Background: The incomplete understanding of disease causes and drug mechanisms of action often leads to ineffective drug therapies or side effects. Therefore, new approaches are needed to improve treatment decisions and to elucidate molecular mechanisms underlying pathologies and unwanted drug effects.
Methods: We present here the first analysis of phenotypically related drug-disease pairs. The phenotypic similarity between 4,869 human diseases and 1,667 drugs was evaluated using an ontology-based semantic similarity approach to compare disease symptoms with drug side effects. We assessed and visualized the enrichment over random of clinical and molecular relationships among drug-disease pairs that share phenotypes using lift plots. To determine the associations between drug and disease classes enriched among phenotypically related pairs we employed a network-based approach combined with Fisher's exact test.
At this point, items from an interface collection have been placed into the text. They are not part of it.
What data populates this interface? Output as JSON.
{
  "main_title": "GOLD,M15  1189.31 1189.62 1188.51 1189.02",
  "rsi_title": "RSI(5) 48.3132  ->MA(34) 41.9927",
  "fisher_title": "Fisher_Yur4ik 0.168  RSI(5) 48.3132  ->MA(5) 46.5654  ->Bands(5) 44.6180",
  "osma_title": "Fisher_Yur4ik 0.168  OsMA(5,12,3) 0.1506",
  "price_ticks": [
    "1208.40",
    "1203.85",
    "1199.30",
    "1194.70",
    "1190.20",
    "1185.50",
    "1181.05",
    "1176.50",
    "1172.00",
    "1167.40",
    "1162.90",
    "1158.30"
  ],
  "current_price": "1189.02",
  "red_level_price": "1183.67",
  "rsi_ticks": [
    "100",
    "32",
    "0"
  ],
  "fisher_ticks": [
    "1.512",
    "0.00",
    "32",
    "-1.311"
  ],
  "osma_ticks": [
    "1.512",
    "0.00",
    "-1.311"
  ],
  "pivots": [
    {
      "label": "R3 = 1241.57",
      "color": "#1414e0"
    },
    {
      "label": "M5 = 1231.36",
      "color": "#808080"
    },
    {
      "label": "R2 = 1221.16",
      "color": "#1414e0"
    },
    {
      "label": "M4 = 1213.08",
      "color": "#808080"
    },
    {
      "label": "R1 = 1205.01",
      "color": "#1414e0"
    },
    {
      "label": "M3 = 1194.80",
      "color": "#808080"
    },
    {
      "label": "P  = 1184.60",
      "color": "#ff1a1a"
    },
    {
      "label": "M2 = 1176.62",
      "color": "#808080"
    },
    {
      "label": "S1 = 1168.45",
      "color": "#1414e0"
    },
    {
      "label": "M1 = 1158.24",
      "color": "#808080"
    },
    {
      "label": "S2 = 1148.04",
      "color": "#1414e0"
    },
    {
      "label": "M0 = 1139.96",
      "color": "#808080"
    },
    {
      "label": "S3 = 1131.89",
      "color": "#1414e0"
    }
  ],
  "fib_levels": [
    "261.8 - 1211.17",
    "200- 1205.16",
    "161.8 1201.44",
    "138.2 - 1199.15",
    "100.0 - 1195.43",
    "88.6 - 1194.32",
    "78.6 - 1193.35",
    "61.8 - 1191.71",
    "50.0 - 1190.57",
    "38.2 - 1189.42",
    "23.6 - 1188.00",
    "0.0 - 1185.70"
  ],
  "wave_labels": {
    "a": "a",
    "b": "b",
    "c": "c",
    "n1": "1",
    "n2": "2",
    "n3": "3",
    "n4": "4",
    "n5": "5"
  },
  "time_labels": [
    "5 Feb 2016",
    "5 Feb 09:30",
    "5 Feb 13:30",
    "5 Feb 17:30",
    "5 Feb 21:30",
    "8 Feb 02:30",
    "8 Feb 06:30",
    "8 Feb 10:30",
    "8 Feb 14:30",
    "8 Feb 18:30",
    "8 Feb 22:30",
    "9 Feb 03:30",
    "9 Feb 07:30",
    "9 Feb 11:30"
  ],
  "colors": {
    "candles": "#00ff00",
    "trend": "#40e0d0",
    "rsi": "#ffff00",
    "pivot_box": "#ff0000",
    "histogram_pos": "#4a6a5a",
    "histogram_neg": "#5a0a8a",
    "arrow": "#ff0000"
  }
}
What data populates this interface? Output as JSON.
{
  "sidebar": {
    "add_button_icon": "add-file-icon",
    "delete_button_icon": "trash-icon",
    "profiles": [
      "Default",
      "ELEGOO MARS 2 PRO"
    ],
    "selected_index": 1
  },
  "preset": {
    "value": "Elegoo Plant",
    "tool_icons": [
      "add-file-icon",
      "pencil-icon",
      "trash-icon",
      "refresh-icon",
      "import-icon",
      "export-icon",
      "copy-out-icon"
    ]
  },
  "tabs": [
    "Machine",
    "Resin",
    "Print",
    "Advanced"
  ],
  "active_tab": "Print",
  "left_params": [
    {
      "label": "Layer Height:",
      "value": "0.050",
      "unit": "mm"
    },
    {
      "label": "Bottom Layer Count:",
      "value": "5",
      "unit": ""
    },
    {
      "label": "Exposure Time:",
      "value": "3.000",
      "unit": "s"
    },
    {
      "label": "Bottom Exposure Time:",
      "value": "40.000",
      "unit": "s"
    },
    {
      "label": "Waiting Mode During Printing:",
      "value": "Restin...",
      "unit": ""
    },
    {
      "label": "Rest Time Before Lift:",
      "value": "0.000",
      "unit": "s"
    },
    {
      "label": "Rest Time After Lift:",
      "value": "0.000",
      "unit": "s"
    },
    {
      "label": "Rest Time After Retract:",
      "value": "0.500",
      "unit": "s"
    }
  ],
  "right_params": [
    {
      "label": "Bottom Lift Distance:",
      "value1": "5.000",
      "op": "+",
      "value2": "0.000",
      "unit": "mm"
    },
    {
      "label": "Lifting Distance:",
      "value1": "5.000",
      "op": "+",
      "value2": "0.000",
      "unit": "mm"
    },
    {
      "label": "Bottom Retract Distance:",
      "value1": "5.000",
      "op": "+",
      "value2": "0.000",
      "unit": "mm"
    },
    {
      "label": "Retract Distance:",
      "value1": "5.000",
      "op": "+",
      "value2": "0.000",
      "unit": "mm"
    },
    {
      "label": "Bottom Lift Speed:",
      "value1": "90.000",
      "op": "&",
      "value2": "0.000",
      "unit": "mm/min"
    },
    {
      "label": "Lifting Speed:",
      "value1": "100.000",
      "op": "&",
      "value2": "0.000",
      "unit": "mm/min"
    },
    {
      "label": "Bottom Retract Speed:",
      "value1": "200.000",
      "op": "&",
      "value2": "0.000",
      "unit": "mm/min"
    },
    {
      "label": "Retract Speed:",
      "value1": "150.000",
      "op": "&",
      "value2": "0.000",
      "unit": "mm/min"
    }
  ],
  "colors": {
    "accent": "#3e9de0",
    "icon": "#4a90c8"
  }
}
Results: We observed that molecularly and clinically related (for example, indication or contraindication) drugs and diseases are likely to share phenotypes. An analysis of the relations between drug mechanisms of action (MoAs) and disease classes among highly similar pairs revealed known and suspected MoA-disease relationships. Interestingly, we found that contraindications associated with high phenotypic similarity often involve diseases that have been reported as side effects of the drug, probably due to common mechanisms. Based on this, we propose a list of 752 precautions or potential contraindications for 486 drugs.
Conclusions: Phenotypic similarity between drugs and diseases facilitates the proposal of contraindications and the mechanistic understanding of diseases and drug side effects.